I used to fight with [NY police commissioners] Bratton and Kelly about this. They honestly believed in their position. They’d say, ‘Are fewer of your kids dying today than they were before? Are you willing to risk even five extra deaths?’ My answer to that was no.
We’ve since learned from science that this bad policy wasn’t necessarily connected to a reduction in crime, but we didn’t know that then. We didn’t have the research then. Now we know that you can reduce crime without these tactics.
So I’m not giving Mike a pass. I’m saying, he was wrong, and he’s apologized, and it wasn’t one of those cynical apologies. It was full and complete. And in his philanthropy and the Greenwood Initiative, Mike’s all about the remedy—getting black men and Latinos good jobs.
LP: Well, the other remedy Mayor Bloomberg seems to have focused on is poverty reduction. We’ve written about this and even had someone from the Mayor’s Office for Economic Opportunity present at our Ideas We Should Steal Festival. Between 2006 and 2013, New York was the only big city to reduce its poverty rate, by 4 percent.
That came after you and former Time-Warner CEO Dick Parsons were tapped by Bloomberg to chair the city’s Commission for Equal Opportunity. What did you guys do to make the inroads that you made?
GC: When Mike originally called about chairing the poverty commission, Dick Parsons and I sat down and started looking at this. We looked at what other cities were doing, we looked at the UK, where there were significant gains in poverty reduction, and we looked at our systems.
We found that, in many cases, working actually made you poorer, so we asked: How can we make work pay, and what’s stopping folk from being employed? Learning new skills. If you were coming out of jail, or hadn’t graduated high school, there was no systemic way to train or retrain folks. We came up with a comprehensive strategy to push on the levers of government to make it so we reward work.

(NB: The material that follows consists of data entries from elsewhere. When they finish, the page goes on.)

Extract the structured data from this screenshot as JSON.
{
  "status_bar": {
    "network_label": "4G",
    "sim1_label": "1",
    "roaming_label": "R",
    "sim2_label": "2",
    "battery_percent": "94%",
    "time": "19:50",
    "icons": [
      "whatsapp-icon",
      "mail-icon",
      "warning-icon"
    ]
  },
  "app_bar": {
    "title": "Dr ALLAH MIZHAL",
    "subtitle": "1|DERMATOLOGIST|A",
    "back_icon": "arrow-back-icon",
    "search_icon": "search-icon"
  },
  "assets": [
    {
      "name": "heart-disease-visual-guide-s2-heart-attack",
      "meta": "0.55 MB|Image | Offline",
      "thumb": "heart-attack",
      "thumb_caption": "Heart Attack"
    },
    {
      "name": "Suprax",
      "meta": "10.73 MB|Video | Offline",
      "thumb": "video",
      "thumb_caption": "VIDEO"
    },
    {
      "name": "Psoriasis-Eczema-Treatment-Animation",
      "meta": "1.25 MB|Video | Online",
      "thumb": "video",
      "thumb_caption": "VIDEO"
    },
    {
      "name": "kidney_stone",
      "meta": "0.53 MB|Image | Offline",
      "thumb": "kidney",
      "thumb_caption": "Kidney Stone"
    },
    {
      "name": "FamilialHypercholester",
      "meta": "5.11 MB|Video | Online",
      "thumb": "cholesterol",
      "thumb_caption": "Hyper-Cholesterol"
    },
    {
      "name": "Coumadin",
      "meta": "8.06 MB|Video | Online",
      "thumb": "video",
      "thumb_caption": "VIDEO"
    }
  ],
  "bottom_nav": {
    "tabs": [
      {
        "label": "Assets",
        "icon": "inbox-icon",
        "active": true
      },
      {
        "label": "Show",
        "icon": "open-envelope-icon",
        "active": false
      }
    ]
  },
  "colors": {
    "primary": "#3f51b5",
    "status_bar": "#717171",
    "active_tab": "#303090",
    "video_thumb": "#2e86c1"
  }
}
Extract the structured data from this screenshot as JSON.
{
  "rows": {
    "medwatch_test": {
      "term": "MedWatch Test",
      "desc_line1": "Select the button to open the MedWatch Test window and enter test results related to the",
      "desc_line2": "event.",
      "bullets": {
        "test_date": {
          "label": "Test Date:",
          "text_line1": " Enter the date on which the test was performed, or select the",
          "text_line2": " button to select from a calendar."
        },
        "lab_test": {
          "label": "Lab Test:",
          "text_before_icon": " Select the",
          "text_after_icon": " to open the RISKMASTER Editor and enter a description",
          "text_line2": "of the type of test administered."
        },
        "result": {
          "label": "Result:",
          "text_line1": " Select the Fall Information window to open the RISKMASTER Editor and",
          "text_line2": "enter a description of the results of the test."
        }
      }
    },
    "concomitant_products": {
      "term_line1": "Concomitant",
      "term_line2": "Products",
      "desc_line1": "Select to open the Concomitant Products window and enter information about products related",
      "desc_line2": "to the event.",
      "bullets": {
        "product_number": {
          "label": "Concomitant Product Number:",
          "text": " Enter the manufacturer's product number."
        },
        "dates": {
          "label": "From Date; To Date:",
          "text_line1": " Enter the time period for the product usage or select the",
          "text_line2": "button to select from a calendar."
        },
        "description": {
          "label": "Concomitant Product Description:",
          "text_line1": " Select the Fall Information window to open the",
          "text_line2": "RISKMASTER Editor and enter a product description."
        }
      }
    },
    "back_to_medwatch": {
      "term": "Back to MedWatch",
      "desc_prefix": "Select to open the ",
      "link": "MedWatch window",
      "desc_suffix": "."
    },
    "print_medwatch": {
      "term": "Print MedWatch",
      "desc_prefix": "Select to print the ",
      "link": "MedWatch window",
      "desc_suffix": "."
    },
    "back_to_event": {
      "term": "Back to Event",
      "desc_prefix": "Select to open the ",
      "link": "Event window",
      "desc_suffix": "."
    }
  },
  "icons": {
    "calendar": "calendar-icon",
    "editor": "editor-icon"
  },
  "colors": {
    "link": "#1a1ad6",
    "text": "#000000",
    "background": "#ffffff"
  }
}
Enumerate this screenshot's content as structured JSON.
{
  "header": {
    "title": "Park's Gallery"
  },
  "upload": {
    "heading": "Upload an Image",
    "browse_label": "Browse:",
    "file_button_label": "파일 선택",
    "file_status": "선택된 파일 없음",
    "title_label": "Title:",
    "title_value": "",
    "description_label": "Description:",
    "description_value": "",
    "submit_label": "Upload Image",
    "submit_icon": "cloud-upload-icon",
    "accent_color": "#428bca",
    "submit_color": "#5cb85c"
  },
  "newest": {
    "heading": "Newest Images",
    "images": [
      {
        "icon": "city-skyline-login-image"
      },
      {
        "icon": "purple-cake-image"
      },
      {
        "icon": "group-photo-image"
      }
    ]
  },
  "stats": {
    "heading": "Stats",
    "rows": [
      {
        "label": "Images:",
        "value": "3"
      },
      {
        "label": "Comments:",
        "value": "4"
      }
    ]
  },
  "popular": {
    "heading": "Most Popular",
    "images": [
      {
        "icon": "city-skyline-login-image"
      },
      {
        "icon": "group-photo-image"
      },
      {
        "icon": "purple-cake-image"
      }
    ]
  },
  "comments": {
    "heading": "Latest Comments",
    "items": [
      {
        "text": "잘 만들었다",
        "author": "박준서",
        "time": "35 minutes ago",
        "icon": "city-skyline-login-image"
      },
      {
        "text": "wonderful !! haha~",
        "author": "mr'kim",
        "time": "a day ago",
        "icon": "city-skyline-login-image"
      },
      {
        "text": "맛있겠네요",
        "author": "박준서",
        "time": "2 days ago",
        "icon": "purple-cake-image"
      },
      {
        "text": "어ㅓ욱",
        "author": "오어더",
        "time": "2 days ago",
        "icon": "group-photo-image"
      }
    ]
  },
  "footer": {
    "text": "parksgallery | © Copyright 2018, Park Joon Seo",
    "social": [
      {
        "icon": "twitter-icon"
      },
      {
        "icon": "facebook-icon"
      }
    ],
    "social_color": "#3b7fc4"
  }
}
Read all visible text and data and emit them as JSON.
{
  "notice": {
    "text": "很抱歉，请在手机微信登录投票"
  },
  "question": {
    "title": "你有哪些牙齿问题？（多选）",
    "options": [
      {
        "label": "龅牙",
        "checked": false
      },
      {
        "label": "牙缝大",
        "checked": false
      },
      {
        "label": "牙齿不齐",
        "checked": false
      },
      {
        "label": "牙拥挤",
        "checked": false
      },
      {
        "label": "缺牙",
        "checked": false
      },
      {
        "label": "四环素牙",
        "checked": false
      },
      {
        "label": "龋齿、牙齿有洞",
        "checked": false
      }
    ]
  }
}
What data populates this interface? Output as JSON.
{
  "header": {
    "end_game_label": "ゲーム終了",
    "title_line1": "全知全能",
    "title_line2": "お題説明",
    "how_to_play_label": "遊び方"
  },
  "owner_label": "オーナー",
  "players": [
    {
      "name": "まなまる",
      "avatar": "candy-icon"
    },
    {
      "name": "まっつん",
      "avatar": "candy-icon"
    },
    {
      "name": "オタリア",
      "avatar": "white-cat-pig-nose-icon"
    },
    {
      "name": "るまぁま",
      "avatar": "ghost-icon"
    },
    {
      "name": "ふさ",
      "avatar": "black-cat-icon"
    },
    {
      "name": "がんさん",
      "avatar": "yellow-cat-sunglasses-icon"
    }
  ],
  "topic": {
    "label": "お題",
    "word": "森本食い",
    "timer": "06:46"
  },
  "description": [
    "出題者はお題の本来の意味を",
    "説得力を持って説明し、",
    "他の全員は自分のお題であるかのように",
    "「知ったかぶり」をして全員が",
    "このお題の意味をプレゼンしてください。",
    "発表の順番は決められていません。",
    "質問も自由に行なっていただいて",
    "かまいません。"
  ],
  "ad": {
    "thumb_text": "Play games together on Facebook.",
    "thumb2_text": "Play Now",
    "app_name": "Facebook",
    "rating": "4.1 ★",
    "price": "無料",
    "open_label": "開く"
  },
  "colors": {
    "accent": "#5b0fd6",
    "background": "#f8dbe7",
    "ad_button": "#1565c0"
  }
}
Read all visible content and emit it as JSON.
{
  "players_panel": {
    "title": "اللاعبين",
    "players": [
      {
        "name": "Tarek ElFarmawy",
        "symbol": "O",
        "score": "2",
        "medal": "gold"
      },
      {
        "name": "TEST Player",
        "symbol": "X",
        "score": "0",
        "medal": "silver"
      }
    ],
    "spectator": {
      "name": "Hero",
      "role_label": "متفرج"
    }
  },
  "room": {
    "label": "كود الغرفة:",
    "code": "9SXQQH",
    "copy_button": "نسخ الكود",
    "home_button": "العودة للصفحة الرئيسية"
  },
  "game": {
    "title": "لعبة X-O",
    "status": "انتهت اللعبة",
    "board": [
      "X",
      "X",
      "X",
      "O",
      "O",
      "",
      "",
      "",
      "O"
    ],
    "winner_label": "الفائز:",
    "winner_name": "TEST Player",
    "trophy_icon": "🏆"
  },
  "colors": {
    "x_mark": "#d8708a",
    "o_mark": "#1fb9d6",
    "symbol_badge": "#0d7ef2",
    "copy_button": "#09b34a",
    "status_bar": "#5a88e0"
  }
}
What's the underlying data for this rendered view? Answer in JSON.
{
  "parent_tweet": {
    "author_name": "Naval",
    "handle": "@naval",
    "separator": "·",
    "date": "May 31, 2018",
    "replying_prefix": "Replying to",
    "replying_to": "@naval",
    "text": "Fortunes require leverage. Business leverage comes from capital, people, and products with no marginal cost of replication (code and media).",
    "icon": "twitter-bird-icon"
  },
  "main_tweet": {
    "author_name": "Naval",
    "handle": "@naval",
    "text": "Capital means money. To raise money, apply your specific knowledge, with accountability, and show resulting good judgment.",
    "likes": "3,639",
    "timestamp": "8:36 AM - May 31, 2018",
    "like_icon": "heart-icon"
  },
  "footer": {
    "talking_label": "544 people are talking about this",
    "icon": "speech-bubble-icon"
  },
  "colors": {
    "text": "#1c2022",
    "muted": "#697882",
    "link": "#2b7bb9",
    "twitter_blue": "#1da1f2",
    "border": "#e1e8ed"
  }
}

These were modest investments. For example, people don’t realize how fragile the economic standing is for kids in the city college system. A lot of kids were jumping turnstiles just to get to class at CCNY. Most poor kids don’t take just one train—they need to take a train and a bus. Well, our free-bus-pass system stopped after high school. Why were we making it harder on people to succeed?
A newer issue is hunger at the college level. If you want to level the playing field, you can’t have one group of students with their stomachs rumbling and another eating three squares a day. Mike cared about these direct interventions, and didn’t get much credit for them.
LP: Finally, Geoffrey, did education reform lose the PR war?
GC: Yes, we did. We totally lost the PR war, due a little bit to our own hubris. We didn’t think we needed to go out and explain ourselves fully, and the debate became public-versus-charter.
When Mike and I talked about this, we agreed we can’t go down that path again. We need to take another bite of that apple with a comprehensive public school plan that gives parents what they want and that crosses that divide between one camp and the other.
Most parents want a high quality public school with accountability, with discipline that doesn’t go off the deep end, with security—to send your child off to school in fear is a horrible thing. They want public options that are just as good as the private ones — and so would I, with my own child.
LP: I can’t thank you enough, not only for taking the time today to talk about these issues, but for being on the front lines for decades, working on some of our most intractable challenges.
GC: Thank you.
This interview was edited and condensed.
The Citizen is one of 20 news organizations producing Broke in Philly, a collaborative reporting project on solutions to poverty and the city’s push towards economic justice. Follow the project on Twitter @BrokeInPhilly.Photo courtesy U.S. Department of Education / Flickr